» PROBLEM DETAILS
Please reproduce the whole listing without altering anything.

» RECORDS TO PROCESS
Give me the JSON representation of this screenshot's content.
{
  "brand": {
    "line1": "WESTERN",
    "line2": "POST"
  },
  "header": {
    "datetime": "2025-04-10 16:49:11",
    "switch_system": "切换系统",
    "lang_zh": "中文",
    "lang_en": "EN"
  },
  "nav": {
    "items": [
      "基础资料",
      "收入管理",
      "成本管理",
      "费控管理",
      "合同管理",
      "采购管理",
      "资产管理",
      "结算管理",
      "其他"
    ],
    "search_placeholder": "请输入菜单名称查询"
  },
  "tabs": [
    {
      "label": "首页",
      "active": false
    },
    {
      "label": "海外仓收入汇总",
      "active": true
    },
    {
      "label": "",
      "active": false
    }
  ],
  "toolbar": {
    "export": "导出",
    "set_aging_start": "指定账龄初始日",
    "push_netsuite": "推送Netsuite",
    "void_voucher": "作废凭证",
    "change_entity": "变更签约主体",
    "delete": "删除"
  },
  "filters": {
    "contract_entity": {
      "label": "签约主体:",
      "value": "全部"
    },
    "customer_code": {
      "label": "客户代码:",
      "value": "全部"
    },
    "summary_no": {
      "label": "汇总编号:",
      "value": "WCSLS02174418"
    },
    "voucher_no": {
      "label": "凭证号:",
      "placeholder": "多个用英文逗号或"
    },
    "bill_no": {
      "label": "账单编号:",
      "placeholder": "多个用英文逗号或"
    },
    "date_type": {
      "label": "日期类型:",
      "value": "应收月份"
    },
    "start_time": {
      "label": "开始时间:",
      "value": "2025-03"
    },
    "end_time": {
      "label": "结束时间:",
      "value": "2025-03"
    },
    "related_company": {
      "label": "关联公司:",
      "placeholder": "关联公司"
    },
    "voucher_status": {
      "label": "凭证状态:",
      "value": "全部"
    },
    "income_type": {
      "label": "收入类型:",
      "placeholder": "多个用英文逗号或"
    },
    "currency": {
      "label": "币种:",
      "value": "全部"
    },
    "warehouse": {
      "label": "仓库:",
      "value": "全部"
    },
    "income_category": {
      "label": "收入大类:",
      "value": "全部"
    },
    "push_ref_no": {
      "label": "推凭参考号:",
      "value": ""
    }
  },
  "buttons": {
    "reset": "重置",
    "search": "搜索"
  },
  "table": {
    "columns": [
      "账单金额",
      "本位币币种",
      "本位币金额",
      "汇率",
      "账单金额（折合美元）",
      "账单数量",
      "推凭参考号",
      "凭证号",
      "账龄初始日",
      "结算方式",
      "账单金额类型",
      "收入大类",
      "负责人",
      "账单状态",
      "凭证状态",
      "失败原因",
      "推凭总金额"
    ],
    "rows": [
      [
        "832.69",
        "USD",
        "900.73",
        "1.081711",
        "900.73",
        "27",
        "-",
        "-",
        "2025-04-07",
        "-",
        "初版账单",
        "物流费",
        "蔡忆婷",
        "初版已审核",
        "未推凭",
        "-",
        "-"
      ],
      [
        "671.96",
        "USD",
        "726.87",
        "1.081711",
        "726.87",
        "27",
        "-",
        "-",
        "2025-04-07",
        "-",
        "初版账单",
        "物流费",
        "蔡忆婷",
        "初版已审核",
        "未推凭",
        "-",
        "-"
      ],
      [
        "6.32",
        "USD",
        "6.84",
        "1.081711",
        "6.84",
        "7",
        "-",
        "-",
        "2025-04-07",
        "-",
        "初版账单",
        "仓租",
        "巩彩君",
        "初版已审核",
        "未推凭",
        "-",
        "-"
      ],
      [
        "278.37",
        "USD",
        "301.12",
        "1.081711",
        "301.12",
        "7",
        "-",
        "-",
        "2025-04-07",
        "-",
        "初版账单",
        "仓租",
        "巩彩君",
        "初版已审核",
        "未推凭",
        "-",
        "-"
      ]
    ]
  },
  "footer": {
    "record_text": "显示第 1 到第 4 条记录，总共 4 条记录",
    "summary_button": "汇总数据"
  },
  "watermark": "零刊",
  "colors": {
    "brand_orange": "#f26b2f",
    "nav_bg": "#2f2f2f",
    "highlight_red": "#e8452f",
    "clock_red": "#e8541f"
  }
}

» YOUR RESPONSE
Give me the JSON representation of this screenshot's content.
{
  "brand": {
    "line1": "WESTERN",
    "line2": "POST"
  },
  "header": {
    "datetime": "2025-04-10 16:49:11",
    "switch_system": "切换系统",
    "lang_zh": "中文",
    "lang_en": "EN"
  },
  "nav": {
    "items": [
      "基础资料",
      "收入管理",
      "成本管理",
      "费控管理",
      "合同管理",
      "采购管理",
      "资产管理",
      "结算管理",
      "其他"
    ],
    "search_placeholder": "请输入菜单名称查询"
  },
  "tabs": [
    {
      "label": "首页",
      "active": false
    },
    {
      "label": "海外仓收入汇总",
      "active": true
    },
    {
      "label": "",
      "active": false
    }
  ],
  "toolbar": {
    "export": "导出",
    "set_aging_start": "指定账龄初始日",
    "push_netsuite": "推送Netsuite",
    "void_voucher": "作废凭证",
    "change_entity": "变更签约主体",
    "delete": "删除"
  },
  "filters": {
    "contract_entity": {
      "label": "签约主体:",
      "value": "全部"
    },
    "customer_code": {
      "label": "客户代码:",
      "value": "全部"
    },
    "summary_no": {
      "label": "汇总编号:",
      "value": "WCSLS02174418"
    },
    "voucher_no": {
      "label": "凭证号:",
      "placeholder": "多个用英文逗号或"
    },
    "bill_no": {
      "label": "账单编号:",
      "placeholder": "多个用英文逗号或"
    },
    "date_type": {
      "label": "日期类型:",
      "value": "应收月份"
    },
    "start_time": {
      "label": "开始时间:",
      "value": "2025-03"
    },
    "end_time": {
      "label": "结束时间:",
      "value": "2025-03"
    },
    "related_company": {
      "label": "关联公司:",
      "placeholder": "关联公司"
    },
    "voucher_status": {
      "label": "凭证状态:",
      "value": "全部"
    },
    "income_type": {
      "label": "收入类型:",
      "placeholder": "多个用英文逗号或"
    },
    "currency": {
      "label": "币种:",
      "value": "全部"
    },
    "warehouse": {
      "label": "仓库:",
      "value": "全部"
    },
    "income_category": {
      "label": "收入大类:",
      "value": "全部"
    },
    "push_ref_no": {
      "label": "推凭参考号:",
      "value": ""
    }
  },
  "buttons": {
    "reset": "重置",
    "search": "搜索"
  },
  "table": {
    "columns": [
      "账单金额",
      "本位币币种",
      "本位币金额",
      "汇率",
      "账单金额（折合美元）",
      "账单数量",
      "推凭参考号",
      "凭证号",
      "账龄初始日",
      "结算方式",
      "账单金额类型",
      "收入大类",
      "负责人",
      "账单状态",
      "凭证状态",
      "失败原因",
      "推凭总金额"
    ],
    "rows": [
      [
        "832.69",
        "USD",
        "900.73",
        "1.081711",
        "900.73",
        "27",
        "-",
        "-",
        "2025-04-07",
        "-",
        "初版账单",
        "物流费",
        "蔡忆婷",
        "初版已审核",
        "未推凭",
        "-",
        "-"
      ],
      [
        "671.96",
        "USD",
        "726.87",
        "1.081711",
        "726.87",
        "27",
        "-",
        "-",
        "2025-04-07",
        "-",
        "初版账单",
        "物流费",
        "蔡忆婷",
        "初版已审核",
        "未推凭",
        "-",
        "-"
      ],
      [
        "6.32",
        "USD",
        "6.84",
        "1.081711",
        "6.84",
        "7",
        "-",
        "-",
        "2025-04-07",
        "-",
        "初版账单",
        "仓租",
        "巩彩君",
        "初版已审核",
        "未推凭",
        "-",
        "-"
      ],
      [
        "278.37",
        "USD",
        "301.12",
        "1.081711",
        "301.12",
        "7",
        "-",
        "-",
        "2025-04-07",
        "-",
        "初版账单",
        "仓租",
        "巩彩君",
        "初版已审核",
        "未推凭",
        "-",
        "-"
      ]
    ]
  },
  "footer": {
    "record_text": "显示第 1 到第 4 条记录，总共 4 条记录",
    "summary_button": "汇总数据"
  },
  "watermark": "零刊",
  "colors": {
    "brand_orange": "#f26b2f",
    "nav_bg": "#2f2f2f",
    "highlight_red": "#e8452f",
    "clock_red": "#e8541f"
  }
}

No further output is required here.